The new iPhones start at $999 and $1,099, respectively, and that’s no small investment for the vast majority of customers. Whether you’re looking to upgrade from an older model, or last year’s phones, most reviewers seemed to agree that what the iPhone Xs offered over the X wasn’t much. (Which is a shame, given Apple isn’t selling the iPhone X anymore.) Some suggested more price-conscious customers should wait to see what Apple’s more affordable phone, the iPhone Xr, shipping in October, is like before choosing.
USA Today’s Ed Baig breaks down the costs:
Think about this for a second. If you buy the iPhone XS or XS Max with the maximum storage capacity of 512GB, you’re looking at $1,349 or $1,449, respectively, or well within the price range of a new, medium-spec’d MacBook Pro laptop. I recognize that for many of us, the smartphones in our pockets have become our computers and that not everyone is going to max out on storage. But jeez, even the “cheaper” phones aren’t exactly cheap, with the 64GB XS and XS Max versions fetching $999 and $1,099, respectively, and the 256GB version $1,149 and $1,249.
I also realize that four-digit price tags have become the cost of admission for top-of-the-line premium phones nowadays and that trade-ins and monthly installment plans can ease the pain somewhat. But it doesn’t mean I have to like it. Though I haven’t tested it yet, it is for this reason that some of you may want to hold out for the iPhone XR next month. It starts at $749 and has most of the features of the XS and XS Max, save a second rear camera and a screen that, while very good, isn’t as fancy as these higher priced iPhones.
Buzzfeed’s John Paczkowski doesn’t see the difference:
Now, to be clear, Apple has certainly improved the iPhone with the Xs and the Xs Max; There’s a clam bucket of documentation and marketing bullet points to support that assertion. But, crucially, it hasn’t improved my experience of the iPhone. Or if it has, I haven’t noticed.
Lauren Goode is inclined to agree, albeit more optimistically:

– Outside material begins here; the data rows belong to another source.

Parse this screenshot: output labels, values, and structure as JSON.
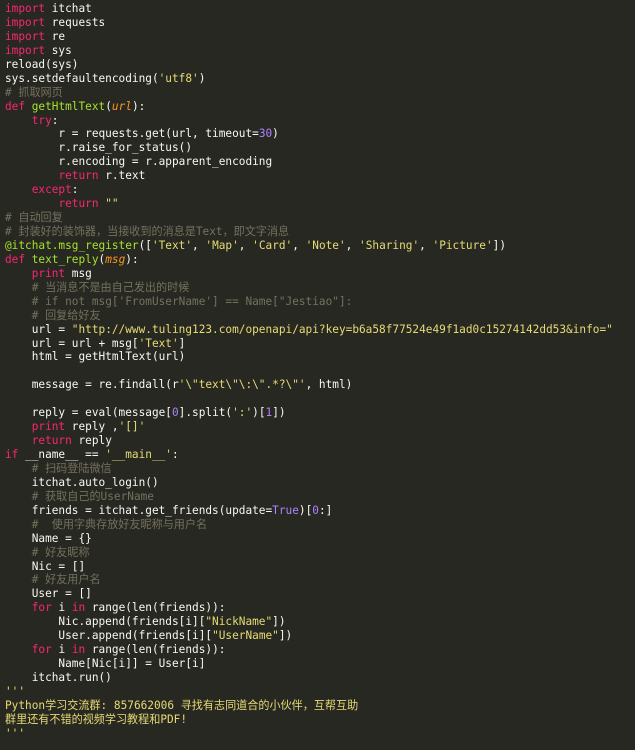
{
  "editor": {
    "theme_colors": {
      "background": "#272822",
      "keyword": "#f92672",
      "string": "#e6db74",
      "number": "#ae81ff",
      "comment": "#75715e",
      "function": "#a6e22e",
      "text": "#f8f8f2"
    },
    "lines": [
      [
        [
          "kw",
          "import"
        ],
        [
          "plain",
          " itchat"
        ]
      ],
      [
        [
          "kw",
          "import"
        ],
        [
          "plain",
          " requests"
        ]
      ],
      [
        [
          "kw",
          "import"
        ],
        [
          "plain",
          " re"
        ]
      ],
      [
        [
          "kw",
          "import"
        ],
        [
          "plain",
          " sys"
        ]
      ],
      [
        [
          "plain",
          "reload(sys)"
        ]
      ],
      [
        [
          "plain",
          "sys.setdefaultencoding("
        ],
        [
          "str",
          "'utf8'"
        ],
        [
          "plain",
          ")"
        ]
      ],
      [
        [
          "cmt",
          "# 抓取网页"
        ]
      ],
      [
        [
          "kw",
          "def"
        ],
        [
          "plain",
          " "
        ],
        [
          "fn",
          "getHtmlText"
        ],
        [
          "plain",
          "("
        ],
        [
          "param",
          "url"
        ],
        [
          "plain",
          "):"
        ]
      ],
      [
        [
          "plain",
          "    "
        ],
        [
          "kw",
          "try"
        ],
        [
          "plain",
          ":"
        ]
      ],
      [
        [
          "plain",
          "        r = requests.get(url, timeout="
        ],
        [
          "num",
          "30"
        ],
        [
          "plain",
          ")"
        ]
      ],
      [
        [
          "plain",
          "        r.raise_for_status()"
        ]
      ],
      [
        [
          "plain",
          "        r.encoding = r.apparent_encoding"
        ]
      ],
      [
        [
          "plain",
          "        "
        ],
        [
          "kw",
          "return"
        ],
        [
          "plain",
          " r.text"
        ]
      ],
      [
        [
          "plain",
          "    "
        ],
        [
          "kw",
          "except"
        ],
        [
          "plain",
          ":"
        ]
      ],
      [
        [
          "plain",
          "        "
        ],
        [
          "kw",
          "return"
        ],
        [
          "plain",
          " "
        ],
        [
          "str",
          "\"\""
        ]
      ],
      [
        [
          "cmt",
          "# 自动回复"
        ]
      ],
      [
        [
          "cmt",
          "# 封装好的装饰器，当接收到的消息是Text，即文字消息"
        ]
      ],
      [
        [
          "dec",
          "@itchat.msg_register"
        ],
        [
          "plain",
          "(["
        ],
        [
          "str",
          "'Text'"
        ],
        [
          "plain",
          ", "
        ],
        [
          "str",
          "'Map'"
        ],
        [
          "plain",
          ", "
        ],
        [
          "str",
          "'Card'"
        ],
        [
          "plain",
          ", "
        ],
        [
          "str",
          "'Note'"
        ],
        [
          "plain",
          ", "
        ],
        [
          "str",
          "'Sharing'"
        ],
        [
          "plain",
          ", "
        ],
        [
          "str",
          "'Picture'"
        ],
        [
          "plain",
          "])"
        ]
      ],
      [
        [
          "kw",
          "def"
        ],
        [
          "plain",
          " "
        ],
        [
          "fn",
          "text_reply"
        ],
        [
          "plain",
          "("
        ],
        [
          "param",
          "msg"
        ],
        [
          "plain",
          "):"
        ]
      ],
      [
        [
          "plain",
          "    "
        ],
        [
          "kw",
          "print"
        ],
        [
          "plain",
          " msg"
        ]
      ],
      [
        [
          "plain",
          "    "
        ],
        [
          "cmt",
          "# 当消息不是由自己发出的时候"
        ]
      ],
      [
        [
          "plain",
          "    "
        ],
        [
          "cmt",
          "# if not msg['FromUserName'] == Name[\"Jestiao\"]:"
        ]
      ],
      [
        [
          "plain",
          "    "
        ],
        [
          "cmt",
          "# 回复给好友"
        ]
      ],
      [
        [
          "plain",
          "    url = "
        ],
        [
          "str",
          "\"http://www.tuling123.com/openapi/api?key=b6a58f77524e49f1ad0c15274142dd53&info=\""
        ]
      ],
      [
        [
          "plain",
          "    url = url + msg["
        ],
        [
          "str",
          "'Text'"
        ],
        [
          "plain",
          "]"
        ]
      ],
      [
        [
          "plain",
          "    html = getHtmlText(url)"
        ]
      ],
      [
        [
          "plain",
          ""
        ]
      ],
      [
        [
          "plain",
          "    message = re.findall(r"
        ],
        [
          "str",
          "'\\\"text\\\"\\:\\\".*?\\\"'"
        ],
        [
          "plain",
          ", html)"
        ]
      ],
      [
        [
          "plain",
          ""
        ]
      ],
      [
        [
          "plain",
          "    reply = eval(message["
        ],
        [
          "num",
          "0"
        ],
        [
          "plain",
          "].split("
        ],
        [
          "str",
          "':'"
        ],
        [
          "plain",
          ")["
        ],
        [
          "num",
          "1"
        ],
        [
          "plain",
          "])"
        ]
      ],
      [
        [
          "plain",
          "    "
        ],
        [
          "kw",
          "print"
        ],
        [
          "plain",
          " reply ,"
        ],
        [
          "str",
          "'[]'"
        ]
      ],
      [
        [
          "plain",
          "    "
        ],
        [
          "kw",
          "return"
        ],
        [
          "plain",
          " reply"
        ]
      ],
      [
        [
          "kw",
          "if"
        ],
        [
          "plain",
          " __name__ == "
        ],
        [
          "str",
          "'__main__'"
        ],
        [
          "plain",
          ":"
        ]
      ],
      [
        [
          "plain",
          "    "
        ],
        [
          "cmt",
          "# 扫码登陆微信"
        ]
      ],
      [
        [
          "plain",
          "    itchat.auto_login()"
        ]
      ],
      [
        [
          "plain",
          "    "
        ],
        [
          "cmt",
          "# 获取自己的UserName"
        ]
      ],
      [
        [
          "plain",
          "    friends = itchat.get_friends(update="
        ],
        [
          "num",
          "True"
        ],
        [
          "plain",
          ")["
        ],
        [
          "num",
          "0"
        ],
        [
          "plain",
          ":]"
        ]
      ],
      [
        [
          "plain",
          "    "
        ],
        [
          "cmt",
          "#  使用字典存放好友昵称与用户名"
        ]
      ],
      [
        [
          "plain",
          "    Name = {}"
        ]
      ],
      [
        [
          "plain",
          "    "
        ],
        [
          "cmt",
          "# 好友昵称"
        ]
      ],
      [
        [
          "plain",
          "    Nic = []"
        ]
      ],
      [
        [
          "plain",
          "    "
        ],
        [
          "cmt",
          "# 好友用户名"
        ]
      ],
      [
        [
          "plain",
          "    User = []"
        ]
      ],
      [
        [
          "plain",
          "    "
        ],
        [
          "kw",
          "for"
        ],
        [
          "plain",
          " i "
        ],
        [
          "kw",
          "in"
        ],
        [
          "plain",
          " range(len(friends)):"
        ]
      ],
      [
        [
          "plain",
          "        Nic.append(friends[i]["
        ],
        [
          "str",
          "\"NickName\""
        ],
        [
          "plain",
          "])"
        ]
      ],
      [
        [
          "plain",
          "        User.append(friends[i]["
        ],
        [
          "str",
          "\"UserName\""
        ],
        [
          "plain",
          "])"
        ]
      ],
      [
        [
          "plain",
          "    "
        ],
        [
          "kw",
          "for"
        ],
        [
          "plain",
          " i "
        ],
        [
          "kw",
          "in"
        ],
        [
          "plain",
          " range(len(friends)):"
        ]
      ],
      [
        [
          "plain",
          "        Name[Nic[i]] = User[i]"
        ]
      ],
      [
        [
          "plain",
          "    itchat.run()"
        ]
      ],
      [
        [
          "str",
          "'''"
        ]
      ],
      [
        [
          "str",
          "Python学习交流群: 857662006 寻找有志同道合的小伙伴，互帮互助"
        ]
      ],
      [
        [
          "str",
          "群里还有不错的视频学习教程和PDF!"
        ]
      ],
      [
        [
          "str",
          "'''"
        ]
      ]
    ]
  }
}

I still think you shouldn’t feel like you have to upgrade if you invested in last year’s phones—or even if you have a slightly older phone, like an iPhone 7. Is there a palpable difference between these models and your one- or two-year old phone? Yes, absolutely. But that doesn’t mean your older phone is bad. That’s the thing about high-end smartphones, these mini-computers in our pockets: even last year’s models are still pretty darn amazing.
Same with Nilay Patel:
I would not rush out to spend another $999 on the XS if you have an X, but if you’re already deep into a preorder, don’t worry: you will love the iPhone XS. It is indeed, more iPhone, and it will probably hold up for years to come. I definitely prefer the Pixel 2’s camera, but the iPhone XS isn’t that far behind, and it’s still a significant improvement over previous iPhones.
For everyone else, I think it’s worth waiting to see how the iPhone XR turns out before rushing in—it has the same processor and the same main camera for $750. The only major question is how good its 6.1-inch LCD will look in comparison to the OLED on the XS. But for that, we’ll just have to wait and see next month.